Top of DATA LISTING

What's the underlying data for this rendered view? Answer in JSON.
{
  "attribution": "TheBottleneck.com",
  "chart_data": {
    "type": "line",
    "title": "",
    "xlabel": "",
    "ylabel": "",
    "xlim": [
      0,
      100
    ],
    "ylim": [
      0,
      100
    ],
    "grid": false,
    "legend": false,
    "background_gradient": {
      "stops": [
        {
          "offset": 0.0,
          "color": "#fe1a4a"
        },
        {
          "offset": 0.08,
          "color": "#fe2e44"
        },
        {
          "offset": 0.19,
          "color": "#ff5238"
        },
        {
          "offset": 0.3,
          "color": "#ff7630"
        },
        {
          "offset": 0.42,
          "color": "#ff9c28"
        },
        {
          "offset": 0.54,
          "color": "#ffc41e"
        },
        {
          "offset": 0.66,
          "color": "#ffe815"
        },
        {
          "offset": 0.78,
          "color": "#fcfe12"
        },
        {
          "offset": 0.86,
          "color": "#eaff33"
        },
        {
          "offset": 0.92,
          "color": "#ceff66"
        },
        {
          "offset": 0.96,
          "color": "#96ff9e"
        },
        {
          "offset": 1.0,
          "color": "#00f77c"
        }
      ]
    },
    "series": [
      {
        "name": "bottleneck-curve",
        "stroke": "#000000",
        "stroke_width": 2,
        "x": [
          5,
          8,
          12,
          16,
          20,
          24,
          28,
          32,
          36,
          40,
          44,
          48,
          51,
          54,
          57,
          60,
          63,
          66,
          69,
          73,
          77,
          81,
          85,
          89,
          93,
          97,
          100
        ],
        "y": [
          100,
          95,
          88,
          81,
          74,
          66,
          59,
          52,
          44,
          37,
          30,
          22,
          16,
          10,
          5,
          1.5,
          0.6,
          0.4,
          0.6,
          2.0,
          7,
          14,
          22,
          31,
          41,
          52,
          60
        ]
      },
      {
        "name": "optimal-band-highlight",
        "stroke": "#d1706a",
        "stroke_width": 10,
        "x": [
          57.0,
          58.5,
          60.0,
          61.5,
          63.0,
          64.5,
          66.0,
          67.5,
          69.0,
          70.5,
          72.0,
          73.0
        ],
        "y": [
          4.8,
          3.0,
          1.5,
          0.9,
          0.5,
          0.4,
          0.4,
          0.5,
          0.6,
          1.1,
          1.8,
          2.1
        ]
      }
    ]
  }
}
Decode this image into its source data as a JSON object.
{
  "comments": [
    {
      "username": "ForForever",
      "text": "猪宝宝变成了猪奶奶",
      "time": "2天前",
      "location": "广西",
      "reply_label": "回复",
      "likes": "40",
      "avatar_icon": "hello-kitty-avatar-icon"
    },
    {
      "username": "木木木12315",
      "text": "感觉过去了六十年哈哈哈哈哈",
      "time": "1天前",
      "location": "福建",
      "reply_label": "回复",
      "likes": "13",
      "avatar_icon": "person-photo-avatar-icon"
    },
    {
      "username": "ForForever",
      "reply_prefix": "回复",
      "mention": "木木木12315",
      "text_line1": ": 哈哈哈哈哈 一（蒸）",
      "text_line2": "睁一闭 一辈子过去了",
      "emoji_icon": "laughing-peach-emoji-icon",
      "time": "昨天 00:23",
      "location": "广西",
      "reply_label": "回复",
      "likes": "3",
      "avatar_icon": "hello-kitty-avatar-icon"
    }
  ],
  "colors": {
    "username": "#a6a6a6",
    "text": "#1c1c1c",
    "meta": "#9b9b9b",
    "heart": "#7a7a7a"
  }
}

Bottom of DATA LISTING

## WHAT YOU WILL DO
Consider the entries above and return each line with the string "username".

## ANSWER BOX
      "username": "ForForever",
      "username": "木木木12315",
      "username": "ForForever",
    "username": "#a6a6a6",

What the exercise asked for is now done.